[29] Transfer Principle Learners are given ample opportunity to practice, and support for, transfer­ring what they have learned earlier to later problems, including problems that require adapting and transforming that earlier learning
[34] Dispersed Principle Meaning/knowledge is dispersed in the sense that the learner shares it with others outside the domain/game, some of whom the learner may rarely or never see face-to-face.
[35] Affinity Group Principle Learners constitute an “affinity group,” that is, a group that is bonded primarily through shared endeavor, goals, and practices and not shared race, gen­der, nation, ethnicity, or culture.

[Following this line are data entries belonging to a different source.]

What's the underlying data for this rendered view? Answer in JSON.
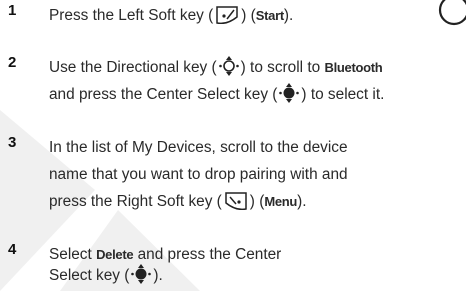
{
  "colors": {
    "text": "#2a2a2a",
    "number": "#111111",
    "watermark": "#ececec"
  },
  "steps": [
    {
      "number": "1",
      "t1": "Press the Left Soft key (",
      "t2": ") (",
      "b1": "Start",
      "t3": ")."
    },
    {
      "number": "2",
      "t1": "Use the Directional key (",
      "t2": ") to scroll to ",
      "b1": "Bluetooth",
      "t3": "and press the Center Select key (",
      "t4": ") to select it."
    },
    {
      "number": "3",
      "t1": "In the list of My Devices, scroll to the device",
      "t2": "name that you want to drop pairing with and",
      "t3": "press the Right Soft key (",
      "t4": ") (",
      "b1": "Menu",
      "t5": ")."
    },
    {
      "number": "4",
      "t1": "Select ",
      "b1": "Delete",
      "t2": " and press the Center",
      "t3": "Select key (",
      "t4": ")."
    }
  ],
  "icons": {
    "left_soft_key": "left-soft-key-icon",
    "directional_key": "directional-key-icon",
    "center_select_key": "center-select-key-icon",
    "right_soft_key": "right-soft-key-icon"
  }
}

[36] Insider Principle The learner is an “insider,” “teacher,” and “producer” (not just a “consumer”) able to customize the learning experience and domain/game from the begin­ning and throughout the experience.

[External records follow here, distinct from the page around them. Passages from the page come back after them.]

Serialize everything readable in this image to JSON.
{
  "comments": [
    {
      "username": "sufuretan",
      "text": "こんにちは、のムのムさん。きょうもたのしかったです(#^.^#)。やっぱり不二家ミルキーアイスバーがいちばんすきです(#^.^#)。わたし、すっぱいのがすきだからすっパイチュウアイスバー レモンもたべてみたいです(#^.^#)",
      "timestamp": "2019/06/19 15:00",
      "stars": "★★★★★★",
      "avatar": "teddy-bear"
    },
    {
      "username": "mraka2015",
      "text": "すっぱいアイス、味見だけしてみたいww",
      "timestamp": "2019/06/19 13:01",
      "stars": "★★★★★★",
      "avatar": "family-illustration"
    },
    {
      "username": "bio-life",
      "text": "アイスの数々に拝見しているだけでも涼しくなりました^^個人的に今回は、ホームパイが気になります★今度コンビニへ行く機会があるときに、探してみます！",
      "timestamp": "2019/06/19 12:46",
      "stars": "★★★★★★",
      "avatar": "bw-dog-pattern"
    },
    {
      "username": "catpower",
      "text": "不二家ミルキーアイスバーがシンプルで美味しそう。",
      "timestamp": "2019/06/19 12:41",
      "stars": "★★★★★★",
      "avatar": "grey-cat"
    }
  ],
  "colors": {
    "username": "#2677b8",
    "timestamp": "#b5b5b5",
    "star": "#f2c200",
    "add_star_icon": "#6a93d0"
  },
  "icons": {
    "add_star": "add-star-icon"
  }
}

Second-Order Game Design Features Relevant to Learning Basic Mathematics
[3] Semiotic Principle
Learning about and coming to appreciate interrelations within and across multiple sign systems (images, words, actions, symbols, artifacts, etc.) as a complex system is core to the learning experience.
[5] Metalevel Thinking about Semiotic Domains Principle Learning involves active and critical thinking about the relationships of the semiotic domain being learned to other semiotic domains.

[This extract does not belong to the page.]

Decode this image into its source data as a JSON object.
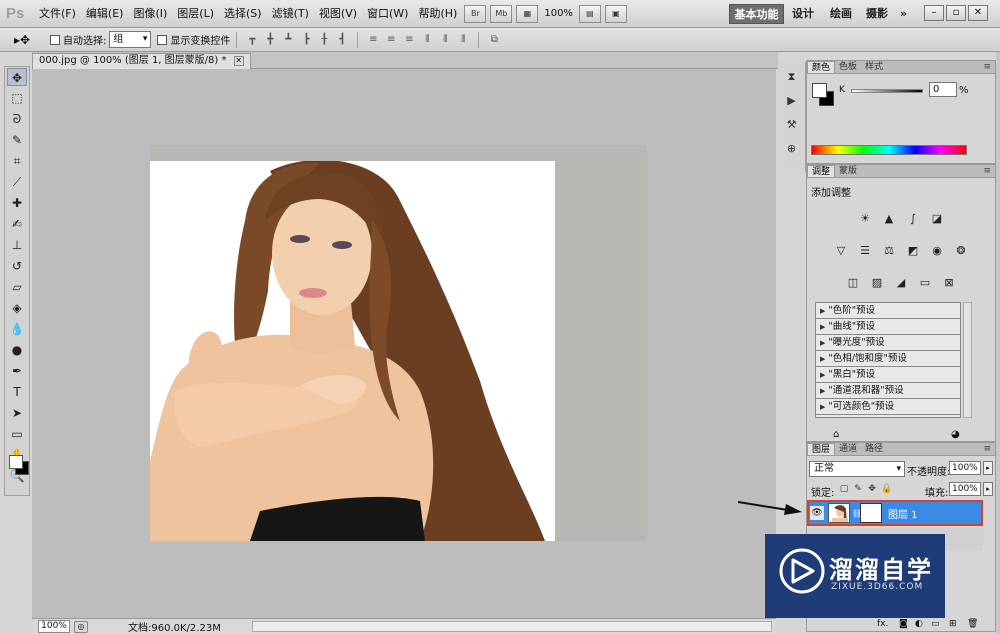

[13] Ongoing Learning Principle The distinction between learner and master is vague, since learners, thanks to the operation of the “regime of competence” principle listed [as principle 14], must, at higher and higher levels, undo their routinized mastery to adapt to new or changed conditions. There are cycles of new learning, automatization, undoing automatization, and new reorganized automatization.
[23] Subset Principle Learning even at its start takes place in a (simplified) subset of the real domain.

Third-Order Game Design Features Relevant to Learning Basic Mathematics
[2] Design Principle
Learning about and coming to appreciate design and design principles is core in the learning experience.
[8] Identity Principle Learning involves taking on and playing with identities in such a way that the learner has real choices (in developing the virtual identity) and ample op­portunity to meditate on the relationship between new identities and old ones. There is a tripartite play of identities as learners relate, and reflect on, their multiple real-world identities, a virtual identity, and a projective identity.
[21] “Material Intelligence” Principle Thinking, problem solving, and knowledge are “stored” in material objects and the environment. This frees learners to engage their minds with other things whole combining the results of their own thinking with the knowledge stored in material objects and the environment to achieve yet more powerful effects.
[22] Intuitive Knowledge Principle Intuitive or tacit knowledge built up in repeated practice and experience, often in association with an affinity group, counts a great deal and is honored. Not just verbal and conscious knowledge is rewarded.
[30] Cultural Models about the World Principle Learning is set up in such a way that learners come to think consciously and reflectively about some of their cultural models regarding the world, without denigration of their identities, abilities, or social affiliations, and juxtapose them to new models that may conflict with or otherwise relate to them in vari­ous ways.
[31] Cultural Models about Learning Principle Learning is set up in such a way that learners come to think consciously and reflectively about their cultural models of learning and themselves as learn­ers, without denigration of their identities, abilities, or social affiliations, and juxtapose them to new models of learning and themselves as learners.
[32] Cultural Models about Semiotic Domains Principle Learning is set up in such a way that learners come to think consciously and reflectively about their cultural models about a particular semiotic domain, without denigration of their identities, abilities, or social affiliations, and jux­tapose them to new models about this domain.
[33] Distributed Principle Meaning/knowledge is distributed across the learner, objects, tools, symbols, technologies, and the environment.